An unsung hero of the ongoing Cuban Revolution is the humble ‘Lada’. While American ‘classic cars’ are the romantic image of modern Cuban tourism—Che’s car of choice was apparently a mint green Chev ‘Bel Air’—the overwhelming majority of vehicles on Cuban streets are Russian ‘Ladas’, an emblem of the socialist state’s roller-coaster history.
Post-revolutionary Cuba was victim to a US embargo which not only cut off car imports, but also the export of the island’s two main crops: sugar and tobacco. As a gesture of mutual aid, the Soviet Union integrated the Cuban economy into COMECON, so that agricultural crops could be exported to eastern Europe and industrial goods supplied to the new socialist outpost in the Caribbean, giving time for its economy to diversify and become more self-reliant.
So in the 1970’s and 80’s a new wave of vehicles surged into Cuba: Volgas, Skodas and Polski-Fiat 126 P’s all appeared, but were swamped by the simpler, more economical, more versatile Ladas, which became Ambulances, Police Cars, Taxis and cars of status for exemplary workers. A Lada factory was set up on Cuban soil, and a ‘Lada Limousine Taxi’ was even created by welding two halves of the smaller version into one.
The collapse of the Soviet Union and COMECON left Cuba bereft of political allies, fair trade, economic investment, fuel and…cars. The ‘Special Period’ of the ‘90’s saw anything that could move from ‘A’ to ‘B’ dragooned into public transport, no matter how basic they were. Horses, buggies and bicycles were all in use as fuel dried up.
Recovery came, and old steel was scrounged, smelted and moulded into spare parts. Cuban mechanics became ‘artists of the engine’—many a ‘classic V8’ running around Havana today is powered by nothing less than a Lada diesel.
Today Cuba is well placed for the forthcoming era of electric vehicles (EV’s). They are being assisted by generous Chinese contracts, especially with ‘Yatong’ buses and tourist coaches, but Cuba has always been desperate to reduce its dependence on fossil fuels, so they have embraced EV’s with a passion. I caught several Chinese ‘Geely’ taxis in Havana and they hushed their way about in safe, smooth, relaxing comfort.
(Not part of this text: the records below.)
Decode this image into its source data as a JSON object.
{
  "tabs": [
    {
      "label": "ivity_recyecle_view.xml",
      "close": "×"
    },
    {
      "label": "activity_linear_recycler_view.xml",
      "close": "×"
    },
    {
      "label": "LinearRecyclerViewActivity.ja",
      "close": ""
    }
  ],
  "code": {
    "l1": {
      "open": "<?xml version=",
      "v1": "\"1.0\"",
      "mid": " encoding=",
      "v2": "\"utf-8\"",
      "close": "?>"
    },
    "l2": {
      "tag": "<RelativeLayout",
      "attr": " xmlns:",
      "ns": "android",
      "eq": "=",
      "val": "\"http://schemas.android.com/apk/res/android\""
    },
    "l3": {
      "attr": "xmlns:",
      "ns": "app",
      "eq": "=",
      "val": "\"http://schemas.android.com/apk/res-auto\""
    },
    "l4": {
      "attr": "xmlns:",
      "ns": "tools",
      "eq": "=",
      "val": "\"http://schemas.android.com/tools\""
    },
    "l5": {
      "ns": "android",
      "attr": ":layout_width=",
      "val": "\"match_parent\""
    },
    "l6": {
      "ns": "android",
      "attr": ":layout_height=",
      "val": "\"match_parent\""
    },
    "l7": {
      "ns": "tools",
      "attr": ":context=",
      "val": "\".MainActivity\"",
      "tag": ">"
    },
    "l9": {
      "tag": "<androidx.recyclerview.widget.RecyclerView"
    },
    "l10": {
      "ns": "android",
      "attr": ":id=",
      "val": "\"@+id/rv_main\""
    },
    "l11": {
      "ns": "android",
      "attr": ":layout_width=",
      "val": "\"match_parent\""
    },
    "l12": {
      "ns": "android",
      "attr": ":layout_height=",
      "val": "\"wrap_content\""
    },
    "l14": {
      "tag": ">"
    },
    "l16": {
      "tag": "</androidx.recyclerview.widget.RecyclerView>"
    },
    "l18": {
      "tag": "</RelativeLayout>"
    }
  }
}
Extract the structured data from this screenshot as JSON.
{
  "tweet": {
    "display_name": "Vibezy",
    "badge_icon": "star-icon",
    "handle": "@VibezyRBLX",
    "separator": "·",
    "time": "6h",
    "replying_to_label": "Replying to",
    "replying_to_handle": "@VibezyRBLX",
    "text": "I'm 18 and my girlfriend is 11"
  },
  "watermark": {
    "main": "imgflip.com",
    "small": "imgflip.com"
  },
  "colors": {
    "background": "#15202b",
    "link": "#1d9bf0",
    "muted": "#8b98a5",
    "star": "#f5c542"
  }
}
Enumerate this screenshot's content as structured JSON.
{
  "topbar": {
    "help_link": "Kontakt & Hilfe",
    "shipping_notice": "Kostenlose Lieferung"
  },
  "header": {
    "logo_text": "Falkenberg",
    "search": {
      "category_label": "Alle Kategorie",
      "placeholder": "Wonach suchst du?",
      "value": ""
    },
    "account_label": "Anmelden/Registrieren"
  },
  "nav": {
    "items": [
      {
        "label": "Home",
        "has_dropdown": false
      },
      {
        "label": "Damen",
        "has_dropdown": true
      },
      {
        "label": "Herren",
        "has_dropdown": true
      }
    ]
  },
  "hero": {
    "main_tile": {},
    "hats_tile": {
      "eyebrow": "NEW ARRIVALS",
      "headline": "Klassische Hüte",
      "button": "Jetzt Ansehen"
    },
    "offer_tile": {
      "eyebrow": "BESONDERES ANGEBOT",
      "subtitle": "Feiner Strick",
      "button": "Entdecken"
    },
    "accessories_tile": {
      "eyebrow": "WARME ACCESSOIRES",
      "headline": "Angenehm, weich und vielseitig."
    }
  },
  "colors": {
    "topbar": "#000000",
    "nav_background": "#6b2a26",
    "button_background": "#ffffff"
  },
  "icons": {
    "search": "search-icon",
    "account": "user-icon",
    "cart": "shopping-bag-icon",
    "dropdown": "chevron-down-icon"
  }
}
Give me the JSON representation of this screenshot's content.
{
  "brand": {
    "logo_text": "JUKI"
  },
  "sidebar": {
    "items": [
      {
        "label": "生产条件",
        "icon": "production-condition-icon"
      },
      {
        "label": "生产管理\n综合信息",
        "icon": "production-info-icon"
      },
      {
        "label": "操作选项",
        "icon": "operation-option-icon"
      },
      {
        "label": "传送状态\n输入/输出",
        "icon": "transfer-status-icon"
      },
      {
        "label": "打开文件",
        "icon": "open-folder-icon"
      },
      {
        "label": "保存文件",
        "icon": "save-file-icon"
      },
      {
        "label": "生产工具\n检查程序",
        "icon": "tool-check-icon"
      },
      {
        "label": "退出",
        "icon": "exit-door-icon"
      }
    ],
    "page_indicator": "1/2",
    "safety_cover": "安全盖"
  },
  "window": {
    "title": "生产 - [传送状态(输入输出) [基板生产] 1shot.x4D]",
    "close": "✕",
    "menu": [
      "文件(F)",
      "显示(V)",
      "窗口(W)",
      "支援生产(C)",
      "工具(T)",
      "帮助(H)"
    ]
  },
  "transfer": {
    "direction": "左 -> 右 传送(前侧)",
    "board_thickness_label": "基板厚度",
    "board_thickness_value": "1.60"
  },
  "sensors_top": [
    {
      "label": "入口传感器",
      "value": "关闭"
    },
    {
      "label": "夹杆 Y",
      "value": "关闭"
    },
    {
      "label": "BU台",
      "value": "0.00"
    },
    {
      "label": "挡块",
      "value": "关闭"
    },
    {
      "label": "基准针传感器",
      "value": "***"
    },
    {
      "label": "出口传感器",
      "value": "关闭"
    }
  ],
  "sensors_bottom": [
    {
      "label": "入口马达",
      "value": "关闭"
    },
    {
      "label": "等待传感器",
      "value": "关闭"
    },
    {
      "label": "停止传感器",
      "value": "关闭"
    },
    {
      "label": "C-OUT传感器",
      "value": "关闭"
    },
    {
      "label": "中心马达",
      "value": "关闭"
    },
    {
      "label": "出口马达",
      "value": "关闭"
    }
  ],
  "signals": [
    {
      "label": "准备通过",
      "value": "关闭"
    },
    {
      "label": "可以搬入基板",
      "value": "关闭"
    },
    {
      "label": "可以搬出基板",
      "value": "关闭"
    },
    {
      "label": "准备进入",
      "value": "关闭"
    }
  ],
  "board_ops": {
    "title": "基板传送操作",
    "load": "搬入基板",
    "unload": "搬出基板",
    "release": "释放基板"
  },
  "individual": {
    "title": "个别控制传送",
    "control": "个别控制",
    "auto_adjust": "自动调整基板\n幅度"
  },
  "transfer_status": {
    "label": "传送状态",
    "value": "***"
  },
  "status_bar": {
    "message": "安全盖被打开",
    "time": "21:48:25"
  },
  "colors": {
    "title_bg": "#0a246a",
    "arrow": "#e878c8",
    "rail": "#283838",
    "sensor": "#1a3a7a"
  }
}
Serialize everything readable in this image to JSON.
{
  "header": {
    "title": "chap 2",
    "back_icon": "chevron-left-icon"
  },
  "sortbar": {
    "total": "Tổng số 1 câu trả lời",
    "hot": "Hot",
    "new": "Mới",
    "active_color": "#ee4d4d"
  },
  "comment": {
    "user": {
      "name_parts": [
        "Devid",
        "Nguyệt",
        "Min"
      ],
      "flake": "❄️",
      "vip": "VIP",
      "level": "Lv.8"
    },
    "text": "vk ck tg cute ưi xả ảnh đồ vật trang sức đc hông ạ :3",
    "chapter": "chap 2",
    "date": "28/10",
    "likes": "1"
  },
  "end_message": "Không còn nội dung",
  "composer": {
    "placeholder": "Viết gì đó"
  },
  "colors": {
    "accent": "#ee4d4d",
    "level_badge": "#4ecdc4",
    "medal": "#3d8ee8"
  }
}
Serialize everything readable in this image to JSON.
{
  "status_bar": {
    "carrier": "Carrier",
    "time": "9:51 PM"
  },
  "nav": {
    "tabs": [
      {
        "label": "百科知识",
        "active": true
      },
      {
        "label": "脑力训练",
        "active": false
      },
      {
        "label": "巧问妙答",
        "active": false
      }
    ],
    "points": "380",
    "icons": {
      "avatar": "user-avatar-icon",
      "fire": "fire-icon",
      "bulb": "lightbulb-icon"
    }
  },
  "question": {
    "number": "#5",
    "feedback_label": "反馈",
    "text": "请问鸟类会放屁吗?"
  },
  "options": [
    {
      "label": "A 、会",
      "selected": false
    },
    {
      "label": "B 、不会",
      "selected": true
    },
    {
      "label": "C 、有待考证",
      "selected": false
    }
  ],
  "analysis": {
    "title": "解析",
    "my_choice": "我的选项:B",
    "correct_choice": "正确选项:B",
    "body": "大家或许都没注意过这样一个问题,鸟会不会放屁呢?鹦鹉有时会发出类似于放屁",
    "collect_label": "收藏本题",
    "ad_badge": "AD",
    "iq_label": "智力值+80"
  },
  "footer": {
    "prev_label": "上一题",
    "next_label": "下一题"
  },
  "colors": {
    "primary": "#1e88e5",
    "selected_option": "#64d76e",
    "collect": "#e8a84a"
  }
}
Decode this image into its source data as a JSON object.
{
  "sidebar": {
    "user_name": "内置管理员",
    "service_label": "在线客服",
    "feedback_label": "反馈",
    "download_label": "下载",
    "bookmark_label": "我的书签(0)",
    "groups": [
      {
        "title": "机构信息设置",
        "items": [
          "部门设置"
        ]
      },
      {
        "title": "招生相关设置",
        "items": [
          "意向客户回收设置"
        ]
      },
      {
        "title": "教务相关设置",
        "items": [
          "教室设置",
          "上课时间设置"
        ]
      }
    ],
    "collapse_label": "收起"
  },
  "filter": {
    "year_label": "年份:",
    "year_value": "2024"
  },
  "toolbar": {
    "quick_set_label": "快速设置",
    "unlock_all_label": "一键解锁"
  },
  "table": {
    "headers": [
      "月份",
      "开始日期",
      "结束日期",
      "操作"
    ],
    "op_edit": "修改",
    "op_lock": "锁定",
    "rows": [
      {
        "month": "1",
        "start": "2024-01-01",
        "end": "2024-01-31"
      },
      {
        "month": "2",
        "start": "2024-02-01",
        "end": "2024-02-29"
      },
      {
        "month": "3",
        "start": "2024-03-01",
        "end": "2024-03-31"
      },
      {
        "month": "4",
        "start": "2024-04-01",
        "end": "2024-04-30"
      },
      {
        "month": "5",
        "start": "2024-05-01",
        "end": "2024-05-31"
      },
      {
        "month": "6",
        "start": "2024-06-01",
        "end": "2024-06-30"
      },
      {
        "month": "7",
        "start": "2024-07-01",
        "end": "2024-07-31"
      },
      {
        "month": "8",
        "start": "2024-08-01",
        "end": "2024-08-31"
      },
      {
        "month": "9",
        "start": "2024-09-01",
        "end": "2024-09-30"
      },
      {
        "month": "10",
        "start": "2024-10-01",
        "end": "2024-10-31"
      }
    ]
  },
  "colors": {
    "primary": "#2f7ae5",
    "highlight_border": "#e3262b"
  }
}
More widely though, the future appears to be in motor-bike brands none of us have ever heard: ‘Wuxi Cucci’, ‘Mishozuki’ and Guowei Motors’ ‘Eagle King’. They are becoming more available and more affordable for Cuban workers as each day goes by. In ever increasing numbers they swish about city streets like breezes from the sea itself, though those cranky little ‘Ladas’ will always be at the heart of my Cuban memory.